Explore the subject further! Learn more about what a sonographer does and how you can become one by visiting our Ultrasound Technician Guide!

Coursework Expectations

In addition to your clinical coursework, there will be in-classroom training that will include classes such as:

  • Anatomy and Physiology
  • Patient Care in Diagnostic Sonography
  • Ultrasound Imaging
  • Ultrasound Case Studies
  • Clinical Pathology

See complete list…

Ultrasound technicians also learn about patient care, communications, physics (particularly as it pertains to sound wave technology), health law and other relevant disciplines.


Are There Online Sonography Training Programs?

Young woman sitting at desk using laptop, in student dormitory
Normally as part of a degree or certificate program, the ultrasound technician training must be done in person, particularly when it comes to using ultrasound equipment. However, if a student has already done all of the required clinical hours, he or she may have the option to complete some ultrasound courses online.

For example, if you have already completed an Associates degree in ultrasound and wish to take Bachelor degree completion courses, some schools will offers these online. You can request information from various colleges and universities to find out which offer ultrasound training programs partially or fully online.

Additionally, if you wish to take professional development courses (i.e. in order to maintain ARDMS or other credentials or to further specialize and upgrade your career), several organizations offer ultrasound courses online or by correspondence, such as the Society of Diagnostic Medical Sonography (SDMS), the American Society of Radiologic Technologists (ASRT) and the Institute for Advanced Medical Education (IAME).

Online Cases Can Advance Your Training
Online training resources such as those provided by the MDCT provide real life e-learning case studies that can be a supplement to your educational program.The goal of MDCT.com.au is “…to provide FREE education to ALL with more than 20,000 cases online…See (their) latest conferences as (they) have a proven track record with more than 3000 attendees to date”.

Are Internships Available as Part of a Training Program?

As part of a sonography degree or certificate program, there is almost always at least one clinical internship included in the ultrasound training; in many cases, depending on the length of the educational program, you will have the opportunity to complete two or more internships to gain experience in various work settings and specialties of ultrasound. Clinical internships are an essential component of ultrasound tech training as individuals finally get to put all they’ve learned into practice.medical school class

What are the Next Steps?

Once you complete an Associates or certificate program, you will have gained the experience and skills that can help you gain entry-level employment in the field of sonography. It’s a good idea to apply for ARDMS and other certifications as soon as possible as this will make you a more competitive job candidate and in some cases employers require it.
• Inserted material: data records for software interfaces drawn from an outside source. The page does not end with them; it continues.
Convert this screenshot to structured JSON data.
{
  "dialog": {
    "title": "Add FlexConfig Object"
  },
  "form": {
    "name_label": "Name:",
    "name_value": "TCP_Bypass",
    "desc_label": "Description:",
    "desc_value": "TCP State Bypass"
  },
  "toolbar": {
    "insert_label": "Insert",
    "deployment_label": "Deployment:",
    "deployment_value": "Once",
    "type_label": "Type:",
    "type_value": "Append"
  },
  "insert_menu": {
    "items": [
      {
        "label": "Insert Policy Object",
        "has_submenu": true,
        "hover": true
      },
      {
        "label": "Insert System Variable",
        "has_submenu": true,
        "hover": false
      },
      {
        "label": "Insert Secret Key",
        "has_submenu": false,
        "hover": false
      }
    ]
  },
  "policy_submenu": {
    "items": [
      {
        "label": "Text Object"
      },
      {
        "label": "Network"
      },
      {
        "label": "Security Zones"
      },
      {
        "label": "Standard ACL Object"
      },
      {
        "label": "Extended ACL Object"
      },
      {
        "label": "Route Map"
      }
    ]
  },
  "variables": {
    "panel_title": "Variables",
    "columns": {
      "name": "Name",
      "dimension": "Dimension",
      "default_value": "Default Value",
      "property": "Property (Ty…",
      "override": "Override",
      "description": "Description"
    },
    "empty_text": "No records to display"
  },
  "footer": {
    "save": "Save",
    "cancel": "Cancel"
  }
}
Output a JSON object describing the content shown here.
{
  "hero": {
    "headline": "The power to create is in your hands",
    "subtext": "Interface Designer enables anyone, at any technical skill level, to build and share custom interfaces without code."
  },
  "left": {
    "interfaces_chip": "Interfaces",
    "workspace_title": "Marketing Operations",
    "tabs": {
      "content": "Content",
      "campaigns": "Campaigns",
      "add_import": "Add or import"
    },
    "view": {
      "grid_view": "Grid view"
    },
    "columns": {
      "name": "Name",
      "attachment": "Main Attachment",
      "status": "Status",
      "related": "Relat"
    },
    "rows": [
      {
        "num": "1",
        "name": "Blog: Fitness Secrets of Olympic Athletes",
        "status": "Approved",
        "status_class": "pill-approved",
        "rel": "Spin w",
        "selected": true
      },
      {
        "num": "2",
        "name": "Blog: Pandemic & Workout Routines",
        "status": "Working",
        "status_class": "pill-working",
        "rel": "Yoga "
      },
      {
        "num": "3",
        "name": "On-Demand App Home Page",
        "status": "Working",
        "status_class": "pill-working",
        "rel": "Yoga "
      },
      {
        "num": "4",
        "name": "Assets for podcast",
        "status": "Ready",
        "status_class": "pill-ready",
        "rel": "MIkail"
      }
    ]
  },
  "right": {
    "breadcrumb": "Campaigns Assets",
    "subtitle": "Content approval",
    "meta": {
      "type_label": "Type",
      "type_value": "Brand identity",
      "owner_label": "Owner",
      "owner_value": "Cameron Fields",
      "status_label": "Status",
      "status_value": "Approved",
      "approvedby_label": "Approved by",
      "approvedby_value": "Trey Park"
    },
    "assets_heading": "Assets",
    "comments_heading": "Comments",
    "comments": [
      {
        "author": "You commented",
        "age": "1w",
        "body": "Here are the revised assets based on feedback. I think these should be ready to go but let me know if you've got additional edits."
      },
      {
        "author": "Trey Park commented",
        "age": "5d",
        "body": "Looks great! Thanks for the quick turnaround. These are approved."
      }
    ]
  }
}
Look for employment at hospitals – according to the Bureau of Labor Statistics, the majority of diagnostic medical sonographers work in hospitals – and also physicians’ offices, diagnostic or medical laboratories, outpatient centers and other healthcare facilities.

If you’ve graduated with higher levels of education and/or already have experience working as an ultrasound technician, it’s time to update your resume and add all your recent ultrasound training. Depending on the training you received, you may be eligible to apply for managerial, department head or consulting positions or for more specialized jobs, such as echocardiographer or neurosonographer positions.